→ WORK REQUIRED: Pictures must not be copied, but every entry must be reproduced exactly.

→ SUPPLIED INFORMATION:
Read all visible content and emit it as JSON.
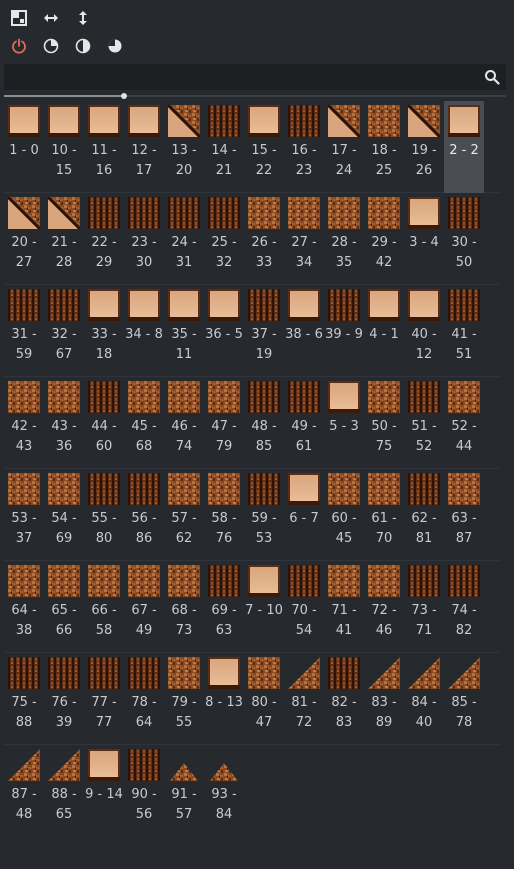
{
  "toolbar": {
    "row1": [
      {
        "icon": "grid-icon",
        "name": "grid-button"
      },
      {
        "icon": "horizontal-arrows-icon",
        "name": "fit-width-button"
      },
      {
        "icon": "vertical-arrows-icon",
        "name": "fit-height-button"
      }
    ],
    "row2": [
      {
        "icon": "power-icon",
        "name": "power-button",
        "active": true
      },
      {
        "icon": "pie-quarter-icon",
        "name": "pie-quarter-button"
      },
      {
        "icon": "half-circle-icon",
        "name": "half-circle-button"
      },
      {
        "icon": "pie-three-quarter-icon",
        "name": "pie-three-quarter-button"
      }
    ]
  },
  "search": {
    "value": "",
    "placeholder": ""
  },
  "zoom": {
    "fraction": 0.24
  },
  "colors": {
    "accent_active": "#e06c5a",
    "selected_bg": "#4a4d53"
  },
  "tiles": [
    {
      "label": "1 - 0",
      "style": "plank"
    },
    {
      "label": "10 - 15",
      "style": "plank"
    },
    {
      "label": "11 - 16",
      "style": "plank"
    },
    {
      "label": "12 - 17",
      "style": "plank"
    },
    {
      "label": "13 - 20",
      "style": "diag"
    },
    {
      "label": "14 - 21",
      "style": "dark"
    },
    {
      "label": "15 - 22",
      "style": "plank"
    },
    {
      "label": "16 - 23",
      "style": "dark"
    },
    {
      "label": "17 - 24",
      "style": "diag"
    },
    {
      "label": "18 - 25",
      "style": "bark"
    },
    {
      "label": "19 - 26",
      "style": "diag"
    },
    {
      "label": "2 - 2",
      "style": "plank",
      "selected": true
    },
    {
      "label": "20 - 27",
      "style": "diag"
    },
    {
      "label": "21 - 28",
      "style": "diag"
    },
    {
      "label": "22 - 29",
      "style": "dark"
    },
    {
      "label": "23 - 30",
      "style": "dark"
    },
    {
      "label": "24 - 31",
      "style": "dark"
    },
    {
      "label": "25 - 32",
      "style": "dark"
    },
    {
      "label": "26 - 33",
      "style": "bark"
    },
    {
      "label": "27 - 34",
      "style": "bark"
    },
    {
      "label": "28 - 35",
      "style": "bark"
    },
    {
      "label": "29 - 42",
      "style": "bark"
    },
    {
      "label": "3 - 4",
      "style": "plank"
    },
    {
      "label": "30 - 50",
      "style": "dark"
    },
    {
      "label": "31 - 59",
      "style": "dark"
    },
    {
      "label": "32 - 67",
      "style": "dark"
    },
    {
      "label": "33 - 18",
      "style": "plank"
    },
    {
      "label": "34 - 8",
      "style": "plank"
    },
    {
      "label": "35 - 11",
      "style": "plank"
    },
    {
      "label": "36 - 5",
      "style": "plank"
    },
    {
      "label": "37 - 19",
      "style": "dark"
    },
    {
      "label": "38 - 6",
      "style": "plank"
    },
    {
      "label": "39 - 9",
      "style": "dark"
    },
    {
      "label": "4 - 1",
      "style": "plank"
    },
    {
      "label": "40 - 12",
      "style": "plank"
    },
    {
      "label": "41 - 51",
      "style": "dark"
    },
    {
      "label": "42 - 43",
      "style": "bark"
    },
    {
      "label": "43 - 36",
      "style": "bark"
    },
    {
      "label": "44 - 60",
      "style": "dark"
    },
    {
      "label": "45 - 68",
      "style": "bark"
    },
    {
      "label": "46 - 74",
      "style": "bark"
    },
    {
      "label": "47 - 79",
      "style": "bark"
    },
    {
      "label": "48 - 85",
      "style": "dark"
    },
    {
      "label": "49 - 61",
      "style": "dark"
    },
    {
      "label": "5 - 3",
      "style": "plank"
    },
    {
      "label": "50 - 75",
      "style": "bark"
    },
    {
      "label": "51 - 52",
      "style": "dark"
    },
    {
      "label": "52 - 44",
      "style": "bark"
    },
    {
      "label": "53 - 37",
      "style": "bark"
    },
    {
      "label": "54 - 69",
      "style": "bark"
    },
    {
      "label": "55 - 80",
      "style": "dark"
    },
    {
      "label": "56 - 86",
      "style": "dark"
    },
    {
      "label": "57 - 62",
      "style": "bark"
    },
    {
      "label": "58 - 76",
      "style": "bark"
    },
    {
      "label": "59 - 53",
      "style": "dark"
    },
    {
      "label": "6 - 7",
      "style": "plank"
    },
    {
      "label": "60 - 45",
      "style": "bark"
    },
    {
      "label": "61 - 70",
      "style": "bark"
    },
    {
      "label": "62 - 81",
      "style": "dark"
    },
    {
      "label": "63 - 87",
      "style": "bark"
    },
    {
      "label": "64 - 38",
      "style": "bark"
    },
    {
      "label": "65 - 66",
      "style": "bark"
    },
    {
      "label": "66 - 58",
      "style": "bark"
    },
    {
      "label": "67 - 49",
      "style": "bark"
    },
    {
      "label": "68 - 73",
      "style": "bark"
    },
    {
      "label": "69 - 63",
      "style": "dark"
    },
    {
      "label": "7 - 10",
      "style": "plank"
    },
    {
      "label": "70 - 54",
      "style": "dark"
    },
    {
      "label": "71 - 41",
      "style": "bark"
    },
    {
      "label": "72 - 46",
      "style": "bark"
    },
    {
      "label": "73 - 71",
      "style": "dark"
    },
    {
      "label": "74 - 82",
      "style": "dark"
    },
    {
      "label": "75 - 88",
      "style": "dark"
    },
    {
      "label": "76 - 39",
      "style": "dark"
    },
    {
      "label": "77 - 77",
      "style": "dark"
    },
    {
      "label": "78 - 64",
      "style": "dark"
    },
    {
      "label": "79 - 55",
      "style": "bark"
    },
    {
      "label": "8 - 13",
      "style": "plank"
    },
    {
      "label": "80 - 47",
      "style": "bark"
    },
    {
      "label": "81 - 72",
      "style": "tri"
    },
    {
      "label": "82 - 83",
      "style": "dark"
    },
    {
      "label": "83 - 89",
      "style": "tri"
    },
    {
      "label": "84 - 40",
      "style": "tri"
    },
    {
      "label": "85 - 78",
      "style": "tri"
    },
    {
      "label": "87 - 48",
      "style": "tri"
    },
    {
      "label": "88 - 65",
      "style": "tri"
    },
    {
      "label": "9 - 14",
      "style": "plank"
    },
    {
      "label": "90 - 56",
      "style": "dark"
    },
    {
      "label": "91 - 57",
      "style": "peak"
    },
    {
      "label": "93 - 84",
      "style": "peak"
    }
  ]
}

→ RESULT FOR THIS TASK:
Read all visible content and emit it as JSON.
{
  "toolbar": {
    "row1": [
      {
        "icon": "grid-icon",
        "name": "grid-button"
      },
      {
        "icon": "horizontal-arrows-icon",
        "name": "fit-width-button"
      },
      {
        "icon": "vertical-arrows-icon",
        "name": "fit-height-button"
      }
    ],
    "row2": [
      {
        "icon": "power-icon",
        "name": "power-button",
        "active": true
      },
      {
        "icon": "pie-quarter-icon",
        "name": "pie-quarter-button"
      },
      {
        "icon": "half-circle-icon",
        "name": "half-circle-button"
      },
      {
        "icon": "pie-three-quarter-icon",
        "name": "pie-three-quarter-button"
      }
    ]
  },
  "search": {
    "value": "",
    "placeholder": ""
  },
  "zoom": {
    "fraction": 0.24
  },
  "colors": {
    "accent_active": "#e06c5a",
    "selected_bg": "#4a4d53"
  },
  "tiles": [
    {
      "label": "1 - 0",
      "style": "plank"
    },
    {
      "label": "10 - 15",
      "style": "plank"
    },
    {
      "label": "11 - 16",
      "style": "plank"
    },
    {
      "label": "12 - 17",
      "style": "plank"
    },
    {
      "label": "13 - 20",
      "style": "diag"
    },
    {
      "label": "14 - 21",
      "style": "dark"
    },
    {
      "label": "15 - 22",
      "style": "plank"
    },
    {
      "label": "16 - 23",
      "style": "dark"
    },
    {
      "label": "17 - 24",
      "style": "diag"
    },
    {
      "label": "18 - 25",
      "style": "bark"
    },
    {
      "label": "19 - 26",
      "style": "diag"
    },
    {
      "label": "2 - 2",
      "style": "plank",
      "selected": true
    },
    {
      "label": "20 - 27",
      "style": "diag"
    },
    {
      "label": "21 - 28",
      "style": "diag"
    },
    {
      "label": "22 - 29",
      "style": "dark"
    },
    {
      "label": "23 - 30",
      "style": "dark"
    },
    {
      "label": "24 - 31",
      "style": "dark"
    },
    {
      "label": "25 - 32",
      "style": "dark"
    },
    {
      "label": "26 - 33",
      "style": "bark"
    },
    {
      "label": "27 - 34",
      "style": "bark"
    },
    {
      "label": "28 - 35",
      "style": "bark"
    },
    {
      "label": "29 - 42",
      "style": "bark"
    },
    {
      "label": "3 - 4",
      "style": "plank"
    },
    {
      "label": "30 - 50",
      "style": "dark"
    },
    {
      "label": "31 - 59",
      "style": "dark"
    },
    {
      "label": "32 - 67",
      "style": "dark"
    },
    {
      "label": "33 - 18",
      "style": "plank"
    },
    {
      "label": "34 - 8",
      "style": "plank"
    },
    {
      "label": "35 - 11",
      "style": "plank"
    },
    {
      "label": "36 - 5",
      "style": "plank"
    },
    {
      "label": "37 - 19",
      "style": "dark"
    },
    {
      "label": "38 - 6",
      "style": "plank"
    },
    {
      "label": "39 - 9",
      "style": "dark"
    },
    {
      "label": "4 - 1",
      "style": "plank"
    },
    {
      "label": "40 - 12",
      "style": "plank"
    },
    {
      "label": "41 - 51",
      "style": "dark"
    },
    {
      "label": "42 - 43",
      "style": "bark"
    },
    {
      "label": "43 - 36",
      "style": "bark"
    },
    {
      "label": "44 - 60",
      "style": "dark"
    },
    {
      "label": "45 - 68",
      "style": "bark"
    },
    {
      "label": "46 - 74",
      "style": "bark"
    },
    {
      "label": "47 - 79",
      "style": "bark"
    },
    {
      "label": "48 - 85",
      "style": "dark"
    },
    {
      "label": "49 - 61",
      "style": "dark"
    },
    {
      "label": "5 - 3",
      "style": "plank"
    },
    {
      "label": "50 - 75",
      "style": "bark"
    },
    {
      "label": "51 - 52",
      "style": "dark"
    },
    {
      "label": "52 - 44",
      "style": "bark"
    },
    {
      "label": "53 - 37",
      "style": "bark"
    },
    {
      "label": "54 - 69",
      "style": "bark"
    },
    {
      "label": "55 - 80",
      "style": "dark"
    },
    {
      "label": "56 - 86",
      "style": "dark"
    },
    {
      "label": "57 - 62",
      "style": "bark"
    },
    {
      "label": "58 - 76",
      "style": "bark"
    },
    {
      "label": "59 - 53",
      "style": "dark"
    },
    {
      "label": "6 - 7",
      "style": "plank"
    },
    {
      "label": "60 - 45",
      "style": "bark"
    },
    {
      "label": "61 - 70",
      "style": "bark"
    },
    {
      "label": "62 - 81",
      "style": "dark"
    },
    {
      "label": "63 - 87",
      "style": "bark"
    },
    {
      "label": "64 - 38",
      "style": "bark"
    },
    {
      "label": "65 - 66",
      "style": "bark"
    },
    {
      "label": "66 - 58",
      "style": "bark"
    },
    {
      "label": "67 - 49",
      "style": "bark"
    },
    {
      "label": "68 - 73",
      "style": "bark"
    },
    {
      "label": "69 - 63",
      "style": "dark"
    },
    {
      "label": "7 - 10",
      "style": "plank"
    },
    {
      "label": "70 - 54",
      "style": "dark"
    },
    {
      "label": "71 - 41",
      "style": "bark"
    },
    {
      "label": "72 - 46",
      "style": "bark"
    },
    {
      "label": "73 - 71",
      "style": "dark"
    },
    {
      "label": "74 - 82",
      "style": "dark"
    },
    {
      "label": "75 - 88",
      "style": "dark"
    },
    {
      "label": "76 - 39",
      "style": "dark"
    },
    {
      "label": "77 - 77",
      "style": "dark"
    },
    {
      "label": "78 - 64",
      "style": "dark"
    },
    {
      "label": "79 - 55",
      "style": "bark"
    },
    {
      "label": "8 - 13",
      "style": "plank"
    },
    {
      "label": "80 - 47",
      "style": "bark"
    },
    {
      "label": "81 - 72",
      "style": "tri"
    },
    {
      "label": "82 - 83",
      "style": "dark"
    },
    {
      "label": "83 - 89",
      "style": "tri"
    },
    {
      "label": "84 - 40",
      "style": "tri"
    },
    {
      "label": "85 - 78",
      "style": "tri"
    },
    {
      "label": "87 - 48",
      "style": "tri"
    },
    {
      "label": "88 - 65",
      "style": "tri"
    },
    {
      "label": "9 - 14",
      "style": "plank"
    },
    {
      "label": "90 - 56",
      "style": "dark"
    },
    {
      "label": "91 - 57",
      "style": "peak"
    },
    {
      "label": "93 - 84",
      "style": "peak"
    }
  ]
}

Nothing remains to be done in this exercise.